Archives For Computing

Unboxing 0

Netgear ReadyNAS is a line of network attached storage devices that allows you to centralize all your content into one place. The main benefit being that you can then access your content from one place. The Netgear ReadyNAS 102, released about a year ago, incorporates a new modern UI for web management, a marketplace for apps that can be installed, and additional backup tools for your computers and mobile devices. Overall, the ReadyNAS is a fairly intuitive system that should fit basic storage needs while providing additional features with app support (and is a distant descendant of the highly acclaimed Infrant NAS line).

Hardware
The ReadyNAS 102 is the base model for the home ReadyNAS series. It provides 2 bays for hard drives and the ability to swap drives if your storage needs should grow. The 100 series is meant for home use with multiple users accessing the device. Along with the 100 series, Netgear also has a step up in performance with their 300 series, but those devices are geared towards business office crowd. You can view the different model’s on Netgear’s site here.

You can purchase the 102 with or without hard drives depending on how much you want to spend, and whether or not you have extra drives sitting around. The base 102 model starts out at $199 (diskless) and goes up depending on storage amount. Other options for the ReadyNAS 100 series included a 4 bay option.  Our loaner review unit arrived with two preinstalled 1TB drives in RAID 1 mode, meaning that the data was mirrored on both drives and the over storage space was 1TB.  You have the option to put the device in RAID 0 which would provide double the storage at the loss of drive mirroring. Continue Reading…

Sony & Panasonic to jointly develop next-generation optical discs, with recording capacity of at least 300GB

Thanks to our pal Khaled, we’re back with several unannounced Logitech goodies on tap this fall.
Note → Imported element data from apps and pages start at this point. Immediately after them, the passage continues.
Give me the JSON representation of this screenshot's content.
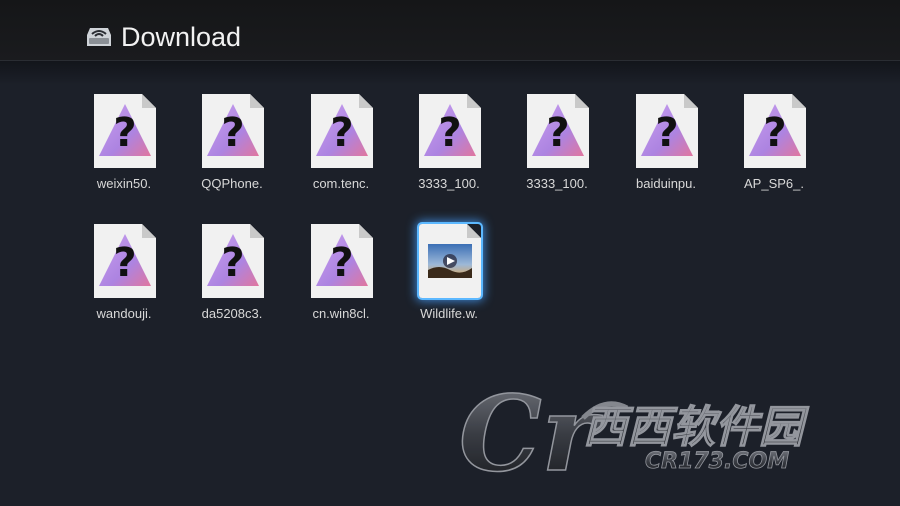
{
  "header": {
    "title": "Download",
    "icon": "download-drive-icon"
  },
  "files": [
    {
      "label": "weixin50.",
      "type": "unknown"
    },
    {
      "label": "QQPhone.",
      "type": "unknown"
    },
    {
      "label": "com.tenc.",
      "type": "unknown"
    },
    {
      "label": "3333_100.",
      "type": "unknown"
    },
    {
      "label": "3333_100.",
      "type": "unknown"
    },
    {
      "label": "baiduinpu.",
      "type": "unknown"
    },
    {
      "label": "AP_SP6_.",
      "type": "unknown"
    },
    {
      "label": "wandouji.",
      "type": "unknown"
    },
    {
      "label": "da5208c3.",
      "type": "unknown"
    },
    {
      "label": "cn.win8cl.",
      "type": "unknown"
    },
    {
      "label": "Wildlife.w.",
      "type": "video",
      "selected": true
    }
  ],
  "watermark": {
    "latin": "Cr",
    "chinese": "西西软件园",
    "domain": "CR173.COM"
  },
  "colors": {
    "background": "#1c2029",
    "header": "#18191c",
    "selection_glow": "#5cb8ff",
    "label_text": "#d8d8d8"
  }
}
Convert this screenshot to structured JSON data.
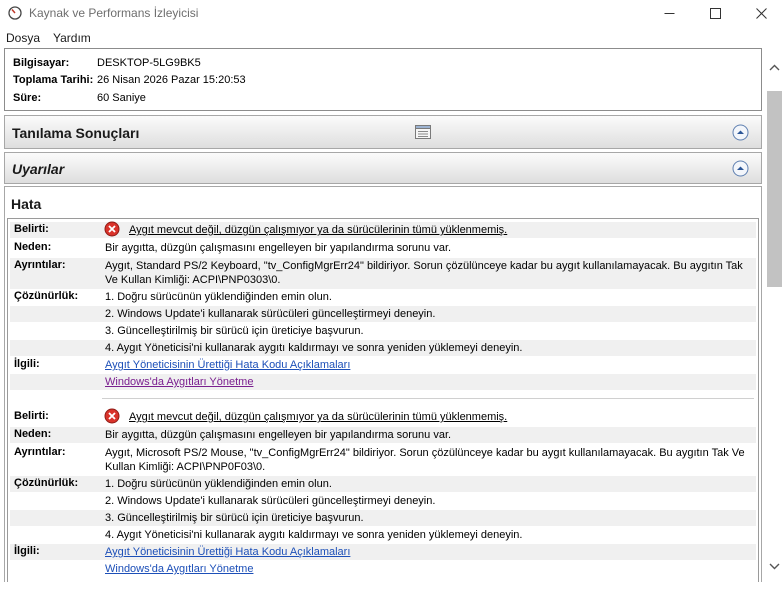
{
  "window": {
    "title": "Kaynak ve Performans İzleyicisi"
  },
  "menu": {
    "file": "Dosya",
    "help": "Yardım"
  },
  "info": {
    "computer_label": "Bilgisayar:",
    "computer_value": "DESKTOP-5LG9BK5",
    "collected_label": "Toplama Tarihi:",
    "collected_value": "26 Nisan 2026 Pazar 15:20:53",
    "duration_label": "Süre:",
    "duration_value": "60 Saniye"
  },
  "sections": {
    "diagnostics_title": "Tanılama Sonuçları",
    "warnings_title": "Uyarılar",
    "error_title": "Hata"
  },
  "labels": {
    "symptom": "Belirti:",
    "cause": "Neden:",
    "details": "Ayrıntılar:",
    "resolution": "Çözünürlük:",
    "related": "İlgili:"
  },
  "errors": [
    {
      "symptom": "Aygıt mevcut değil, düzgün çalışmıyor ya da sürücülerinin tümü yüklenmemiş.",
      "cause": "Bir aygıtta, düzgün çalışmasını engelleyen bir yapılandırma sorunu var.",
      "details": "Aygıt, Standard PS/2 Keyboard, \"tv_ConfigMgrErr24\" bildiriyor. Sorun çözülünceye kadar bu aygıt kullanılamayacak. Bu aygıtın Tak Ve Kullan Kimliği: ACPI\\PNP0303\\0.",
      "resolution": [
        "1. Doğru sürücünün yüklendiğinden emin olun.",
        "2. Windows Update'i kullanarak sürücüleri güncelleştirmeyi deneyin.",
        "3. Güncelleştirilmiş bir sürücü için üreticiye başvurun.",
        "4. Aygıt Yöneticisi'ni kullanarak aygıtı kaldırmayı ve sonra yeniden yüklemeyi deneyin."
      ],
      "related": [
        "Aygıt Yöneticisinin Ürettiği Hata Kodu Açıklamaları",
        "Windows'da Aygıtları Yönetme"
      ]
    },
    {
      "symptom": "Aygıt mevcut değil, düzgün çalışmıyor ya da sürücülerinin tümü yüklenmemiş.",
      "cause": "Bir aygıtta, düzgün çalışmasını engelleyen bir yapılandırma sorunu var.",
      "details": "Aygıt, Microsoft PS/2 Mouse, \"tv_ConfigMgrErr24\" bildiriyor. Sorun çözülünceye kadar bu aygıt kullanılamayacak. Bu aygıtın Tak Ve Kullan Kimliği: ACPI\\PNP0F03\\0.",
      "resolution": [
        "1. Doğru sürücünün yüklendiğinden emin olun.",
        "2. Windows Update'i kullanarak sürücüleri güncelleştirmeyi deneyin.",
        "3. Güncelleştirilmiş bir sürücü için üreticiye başvurun.",
        "4. Aygıt Yöneticisi'ni kullanarak aygıtı kaldırmayı ve sonra yeniden yüklemeyi deneyin."
      ],
      "related": [
        "Aygıt Yöneticisinin Ürettiği Hata Kodu Açıklamaları",
        "Windows'da Aygıtları Yönetme"
      ]
    }
  ],
  "colors": {
    "link": "#1c4fb8",
    "visited_link": "#7a1f8f",
    "error_red": "#d9332b"
  },
  "icons": {
    "app": "resource-monitor-icon",
    "error": "error-icon",
    "collapse": "collapse-up-icon",
    "report": "report-icon"
  }
}
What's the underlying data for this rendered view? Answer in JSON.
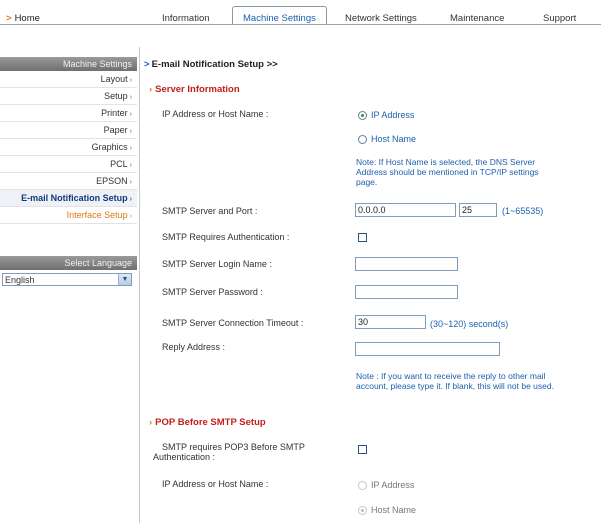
{
  "nav": {
    "home": "Home",
    "tabs": [
      {
        "label": "Information"
      },
      {
        "label": "Machine Settings"
      },
      {
        "label": "Network Settings"
      },
      {
        "label": "Maintenance"
      },
      {
        "label": "Support"
      }
    ]
  },
  "sidebar": {
    "header": "Machine Settings",
    "items": [
      {
        "label": "Layout"
      },
      {
        "label": "Setup"
      },
      {
        "label": "Printer"
      },
      {
        "label": "Paper"
      },
      {
        "label": "Graphics"
      },
      {
        "label": "PCL"
      },
      {
        "label": "EPSON"
      },
      {
        "label": "E-mail Notification Setup"
      },
      {
        "label": "Interface Setup"
      }
    ],
    "language_header": "Select Language",
    "language_value": "English"
  },
  "page": {
    "title": "E-mail Notification Setup >>",
    "server_section": "Server Information",
    "ip_host_label": "IP Address or Host Name :",
    "ip_option": "IP Address",
    "host_option": "Host Name",
    "host_note": "Note: If Host Name is selected, the DNS Server Address should be mentioned in TCP/IP settings page.",
    "smtp_server_label": "SMTP Server and Port :",
    "smtp_server_value": "0.0.0.0",
    "smtp_port_value": "25",
    "smtp_port_range": "(1~65535)",
    "smtp_auth_label": "SMTP Requires Authentication :",
    "smtp_login_label": "SMTP Server Login Name :",
    "smtp_login_value": "",
    "smtp_password_label": "SMTP Server Password :",
    "smtp_password_value": "",
    "smtp_timeout_label": "SMTP Server Connection Timeout :",
    "smtp_timeout_value": "30",
    "smtp_timeout_range": "(30~120) second(s)",
    "reply_label": "Reply Address :",
    "reply_value": "",
    "reply_note": "Note : If you want to receive the reply to other mail account, please type it. If blank, this will not be used.",
    "pop_section": "POP Before SMTP Setup",
    "pop_required_label": "SMTP requires POP3 Before SMTP Authentication :",
    "pop_ip_host_label": "IP Address or Host Name :",
    "pop_ip_option": "IP Address",
    "pop_host_option": "Host Name"
  },
  "colors": {
    "accent_blue": "#1b5fae",
    "section_red": "#c0201d",
    "arrow_orange": "#e07a10"
  }
}
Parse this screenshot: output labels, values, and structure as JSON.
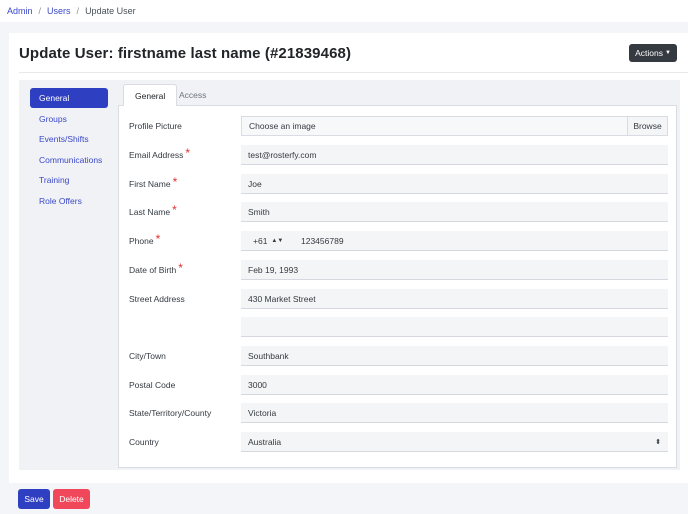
{
  "breadcrumb": {
    "items": [
      "Admin",
      "Users"
    ],
    "current": "Update User"
  },
  "header": {
    "title": "Update User: firstname last name (#21839468)",
    "actions_label": "Actions"
  },
  "sidebar": {
    "items": [
      {
        "label": "General"
      },
      {
        "label": "Groups"
      },
      {
        "label": "Events/Shifts"
      },
      {
        "label": "Communications"
      },
      {
        "label": "Training"
      },
      {
        "label": "Role Offers"
      }
    ],
    "active_index": 0
  },
  "tabs": [
    {
      "label": "General"
    },
    {
      "label": "Access"
    }
  ],
  "form": {
    "profile_picture": {
      "label": "Profile Picture",
      "placeholder": "Choose an image",
      "browse_label": "Browse"
    },
    "email": {
      "label": "Email Address",
      "value": "test@rosterfy.com",
      "required": "*"
    },
    "first_name": {
      "label": "First Name",
      "value": "Joe",
      "required": "*"
    },
    "last_name": {
      "label": "Last Name",
      "value": "Smith",
      "required": "*"
    },
    "phone": {
      "label": "Phone",
      "prefix": "+61",
      "value": "123456789",
      "required": "*"
    },
    "dob": {
      "label": "Date of Birth",
      "value": "Feb 19, 1993",
      "required": "*"
    },
    "street": {
      "label": "Street Address",
      "line1": "430 Market Street",
      "line2": ""
    },
    "city": {
      "label": "City/Town",
      "value": "Southbank"
    },
    "postcode": {
      "label": "Postal Code",
      "value": "3000"
    },
    "state": {
      "label": "State/Territory/County",
      "value": "Victoria"
    },
    "country": {
      "label": "Country",
      "value": "Australia"
    }
  },
  "footer": {
    "save_label": "Save",
    "delete_label": "Delete"
  },
  "colors": {
    "primary": "#2f3fc1",
    "danger": "#f0485a",
    "dark": "#343a40",
    "required": "#e03131"
  }
}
While they’re probably not as unique as the WiFi webcam broadcaster, solid computing accessories are a necessity. And I’ve long been a proponent of Logitech’s keyboard and mouse solutions.

Touch Mouse (T620)
The Touch Mice are slated to arrive in both black and white and will retail for $69 according to B&H Photo. While there’s no description, one can assume that the touch mouse is, er, a touch mouse – and the logical successor to the M600. It’s my understanding this may be a PC model, whereas the Mac model will go by T631.

Zone Mouse (T400)
Unlike the Touch Mouse that is presumably covered by a responsive surface, the Logitech Zone Mouse  looks to have a very specific touch sensitive zone. And while I generally appreciate shiny things, I much prefer the T400′s black matte styling over the T620. MacMall has this one at $62.

Rechargeable Touchpad (T651)
The Bluetooth touchpad above looks to replicate what Apple offers. But as opposed to replacing those Duracels every few months, Logitech integrated rechargeable battery. Not to mention this is cross platform. MacMall has it listed for $94, but we’ve seen it as high as $110… and assume it’ll land somewhere in the middle upon release.

As we’re all well aware, Apple introduced the “new” iPad yesterday. And, while I’m still not quite sold on the tablet form factor, I did place a pre-order. Primarily due the iPad 3′s integrated voice dictation capabilities and much heralded “retina” display — likely featuring more pixels than anything else in our homes. Although, I do wonder how long it’ll take app developers to maximize its potential.

During the marketing spiel Apple made several fascinating and dramatic proclamations. I’m not prepared to classify any as dubious, but it looks as if some could be comparing apples & oranges. For example, I was initially stunned when they said, ”This new device has more memory and higher screen resolution than an Xbox 360 or PS3.” Yet, after thinking about it, the factoid isn’t so surprising… and what exactly does it mean?

Other interesting points to ponder: Nvidia has taken  issue with the characterization of their competing chipset, utilized by some Android devices, and what exactly is a PCContinue Reading…

Last night, while watching live TV (*gasp*), I inadvertently caught the commercial above. And what was I thinking? As “the new Ultrabook [was] inspired by Intel”… not Apple’s Macbook Air. It’s a cute ad and Windows users also deserve both better style and substance in their computing hardware. Further, Microsoft’s hardware partners would prefer higher margins than their dying netbook initiatives provided. But let’s keep it real. This sleek design originated at Apple. Ultimately, what’s most interesting about the advert is the collaboration between Best Buy, Microsoft, and Intel (who owns the “Ultrabook” trademark and powers these devices) attempting to communicate as a single entity.